** What to produce **
From the material below, return every line that includes "idle".
*** Begin section ***
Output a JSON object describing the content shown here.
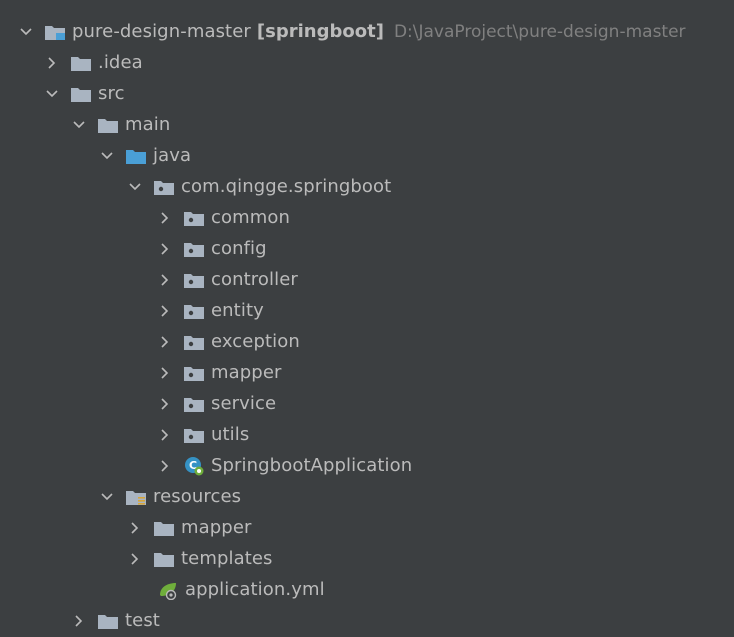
{
  "tree": {
    "root": {
      "name": "pure-design-master",
      "module": "[springboot]",
      "path": "D:\\JavaProject\\pure-design-master"
    },
    "nodes": [
      {
        "label": ".idea"
      },
      {
        "label": "src"
      },
      {
        "label": "main"
      },
      {
        "label": "java"
      },
      {
        "label": "com.qingge.springboot"
      },
      {
        "label": "common"
      },
      {
        "label": "config"
      },
      {
        "label": "controller"
      },
      {
        "label": "entity"
      },
      {
        "label": "exception"
      },
      {
        "label": "mapper"
      },
      {
        "label": "service"
      },
      {
        "label": "utils"
      },
      {
        "label": "SpringbootApplication"
      },
      {
        "label": "resources"
      },
      {
        "label": "mapper"
      },
      {
        "label": "templates"
      },
      {
        "label": "application.yml"
      },
      {
        "label": "test"
      }
    ]
  },
  "colors": {
    "background": "#3c3f41",
    "text": "#bbbbbb",
    "path_text": "#808080",
    "folder": "#a9b4c1",
    "source_folder": "#4a9fd6",
    "spring": "#6fae3b",
    "class_icon": "#3592c4"
  }
}
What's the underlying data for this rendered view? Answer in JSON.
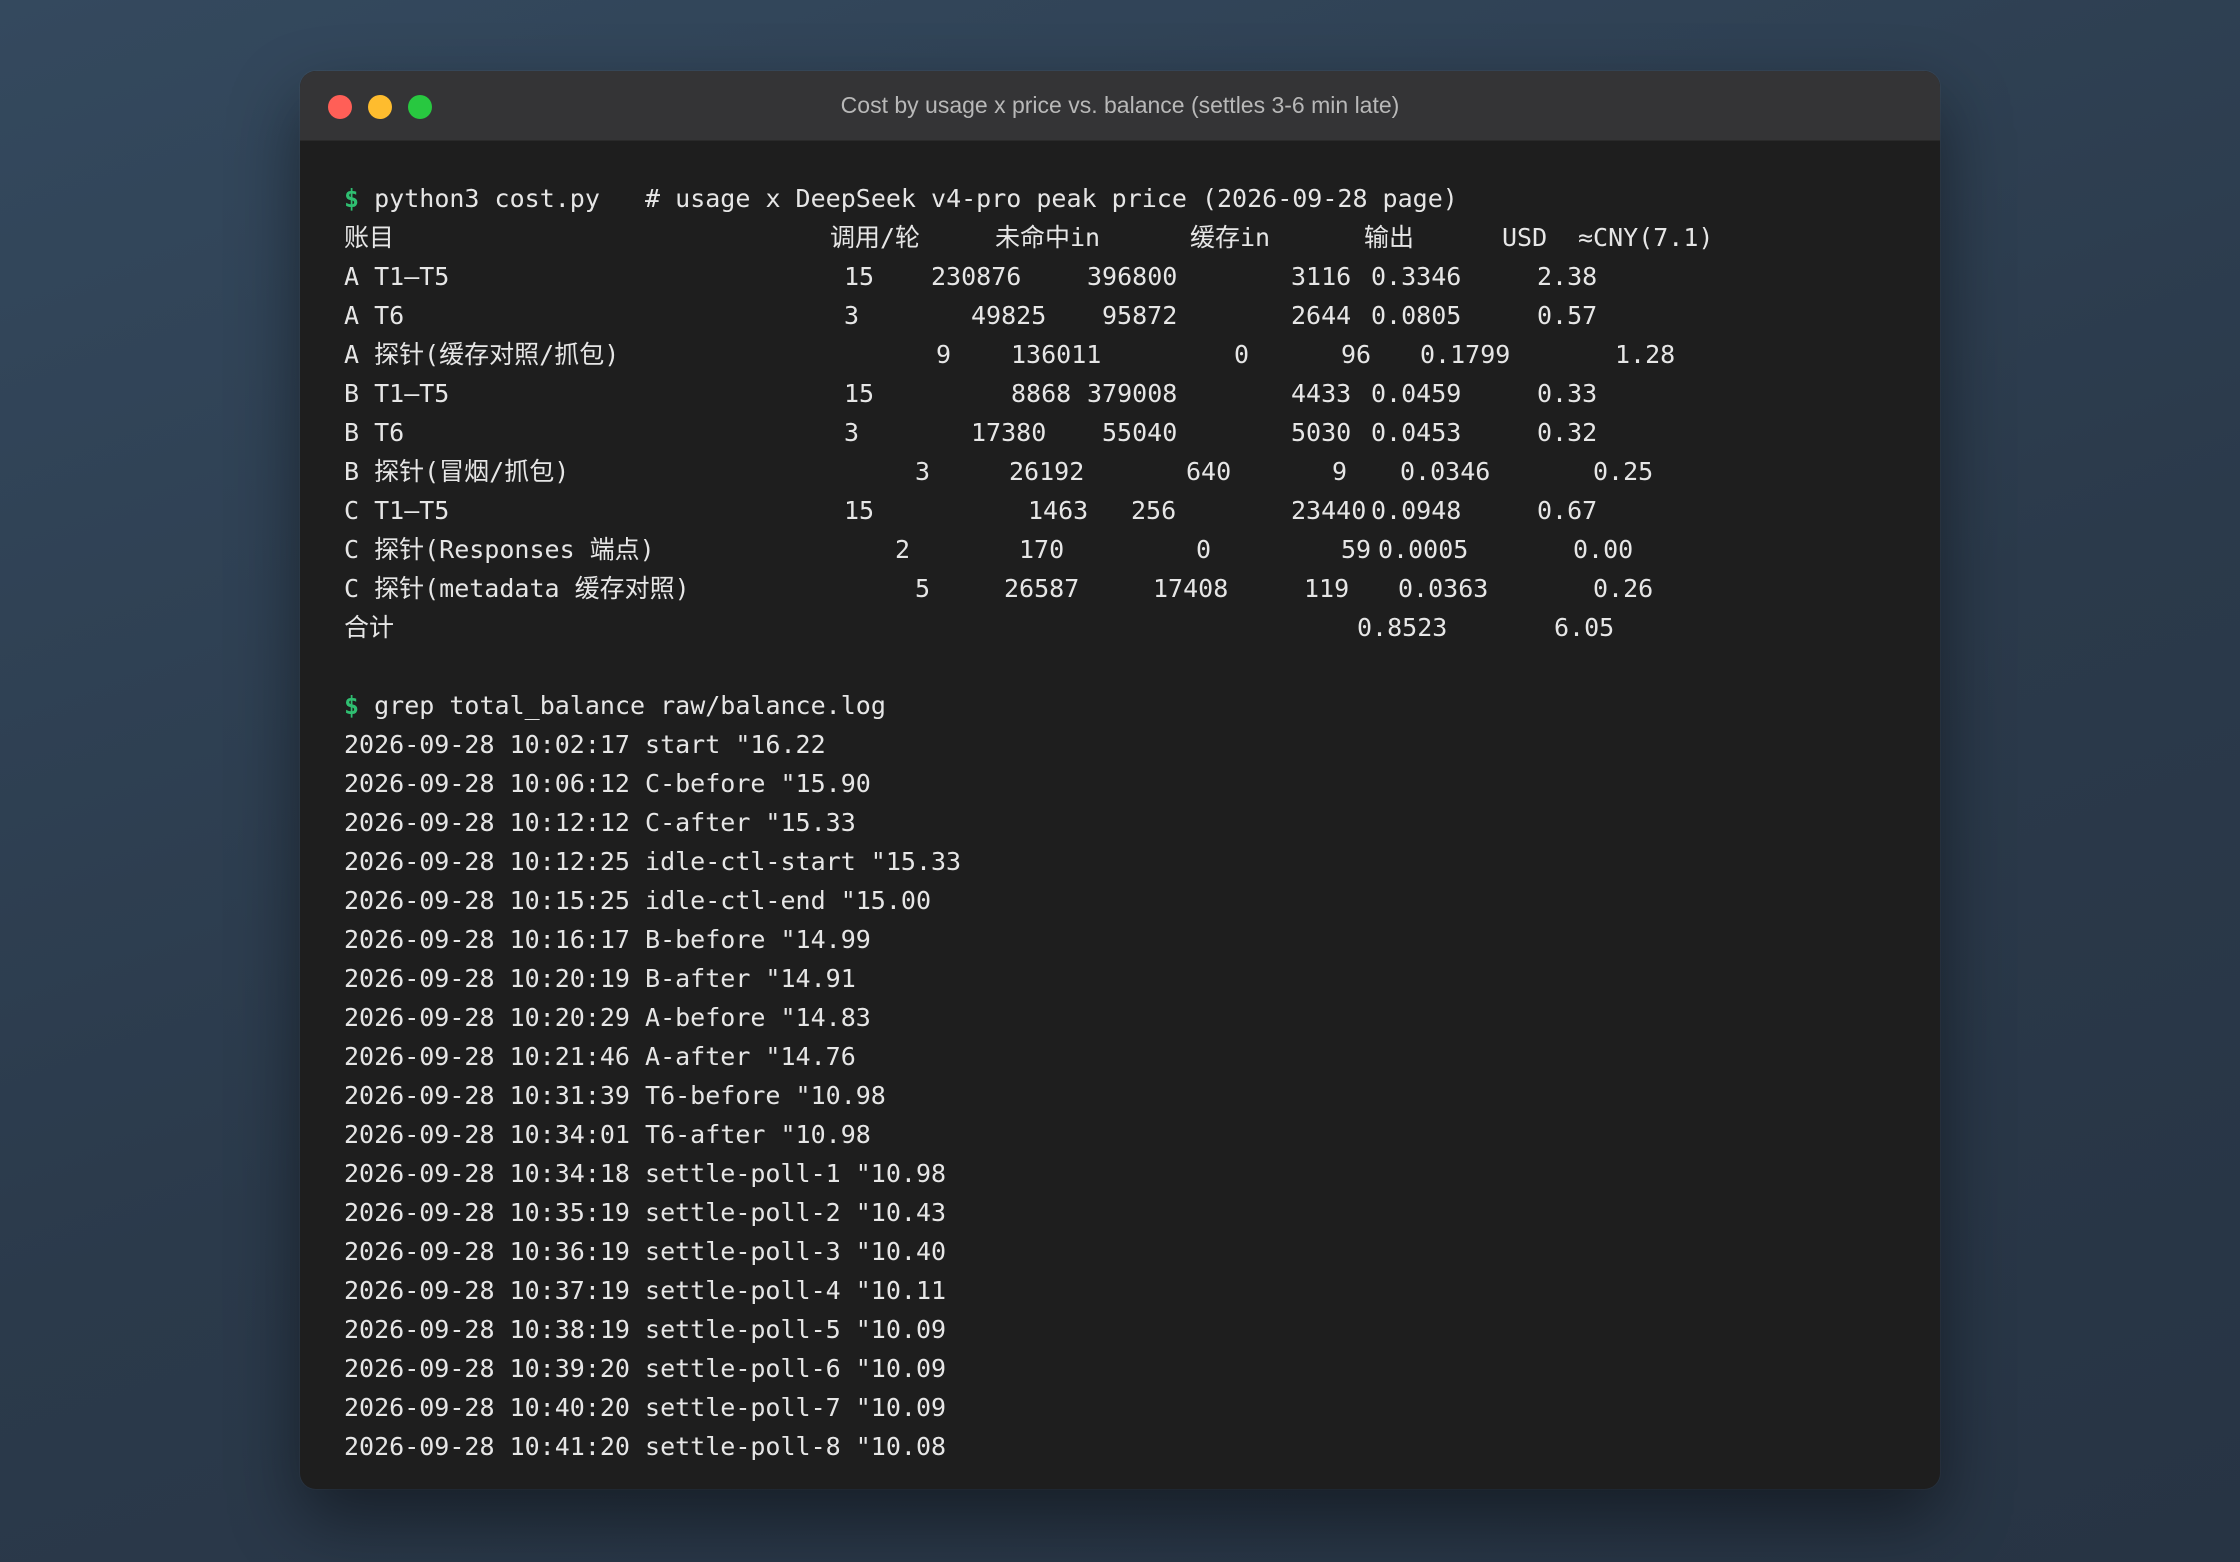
{
  "window": {
    "title": "Cost by usage x price vs. balance (settles 3-6 min late)"
  },
  "cost_command": {
    "prompt": "$",
    "command": "python3 cost.py   # usage x DeepSeek v4-pro peak price (2026-09-28 page)"
  },
  "cost_table": {
    "headers": {
      "account": "账目",
      "calls": "调用/轮",
      "miss_in": "未命中in",
      "cache_in": "缓存in",
      "output": "输出",
      "usd": "USD",
      "cny": "≈CNY(7.1)"
    },
    "rows": [
      {
        "account": "A T1–T5",
        "calls": "15",
        "miss_in": "230876",
        "cache_in": "396800",
        "output": "3116",
        "usd": "0.3346",
        "cny": "2.38"
      },
      {
        "account": "A T6",
        "calls": "3",
        "miss_in": "49825",
        "cache_in": "95872",
        "output": "2644",
        "usd": "0.0805",
        "cny": "0.57"
      },
      {
        "account": "A 探针(缓存对照/抓包)",
        "calls": "9",
        "miss_in": "136011",
        "cache_in": "0",
        "output": "96",
        "usd": "0.1799",
        "cny": "1.28"
      },
      {
        "account": "B T1–T5",
        "calls": "15",
        "miss_in": "8868",
        "cache_in": "379008",
        "output": "4433",
        "usd": "0.0459",
        "cny": "0.33"
      },
      {
        "account": "B T6",
        "calls": "3",
        "miss_in": "17380",
        "cache_in": "55040",
        "output": "5030",
        "usd": "0.0453",
        "cny": "0.32"
      },
      {
        "account": "B 探针(冒烟/抓包)",
        "calls": "3",
        "miss_in": "26192",
        "cache_in": "640",
        "output": "9",
        "usd": "0.0346",
        "cny": "0.25"
      },
      {
        "account": "C T1–T5",
        "calls": "15",
        "miss_in": "1463",
        "cache_in": "256",
        "output": "23440",
        "usd": "0.0948",
        "cny": "0.67"
      },
      {
        "account": "C 探针(Responses 端点)",
        "calls": "2",
        "miss_in": "170",
        "cache_in": "0",
        "output": "59",
        "usd": "0.0005",
        "cny": "0.00"
      },
      {
        "account": "C 探针(metadata 缓存对照)",
        "calls": "5",
        "miss_in": "26587",
        "cache_in": "17408",
        "output": "119",
        "usd": "0.0363",
        "cny": "0.26"
      }
    ],
    "total": {
      "label": "合计",
      "usd": "0.8523",
      "cny": "6.05"
    }
  },
  "balance_command": {
    "prompt": "$",
    "command": "grep total_balance raw/balance.log"
  },
  "balance_log": [
    "2026-09-28 10:02:17 start \"16.22",
    "2026-09-28 10:06:12 C-before \"15.90",
    "2026-09-28 10:12:12 C-after \"15.33",
    "2026-09-28 10:12:25 idle-ctl-start \"15.33",
    "2026-09-28 10:15:25 idle-ctl-end \"15.00",
    "2026-09-28 10:16:17 B-before \"14.99",
    "2026-09-28 10:20:19 B-after \"14.91",
    "2026-09-28 10:20:29 A-before \"14.83",
    "2026-09-28 10:21:46 A-after \"14.76",
    "2026-09-28 10:31:39 T6-before \"10.98",
    "2026-09-28 10:34:01 T6-after \"10.98",
    "2026-09-28 10:34:18 settle-poll-1 \"10.98",
    "2026-09-28 10:35:19 settle-poll-2 \"10.43",
    "2026-09-28 10:36:19 settle-poll-3 \"10.40",
    "2026-09-28 10:37:19 settle-poll-4 \"10.11",
    "2026-09-28 10:38:19 settle-poll-5 \"10.09",
    "2026-09-28 10:39:20 settle-poll-6 \"10.09",
    "2026-09-28 10:40:20 settle-poll-7 \"10.09",
    "2026-09-28 10:41:20 settle-poll-8 \"10.08"
  ]
}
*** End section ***
** Task output **
    "2026-09-28 10:12:25 idle-ctl-start \"15.33",
    "2026-09-28 10:15:25 idle-ctl-end \"15.00",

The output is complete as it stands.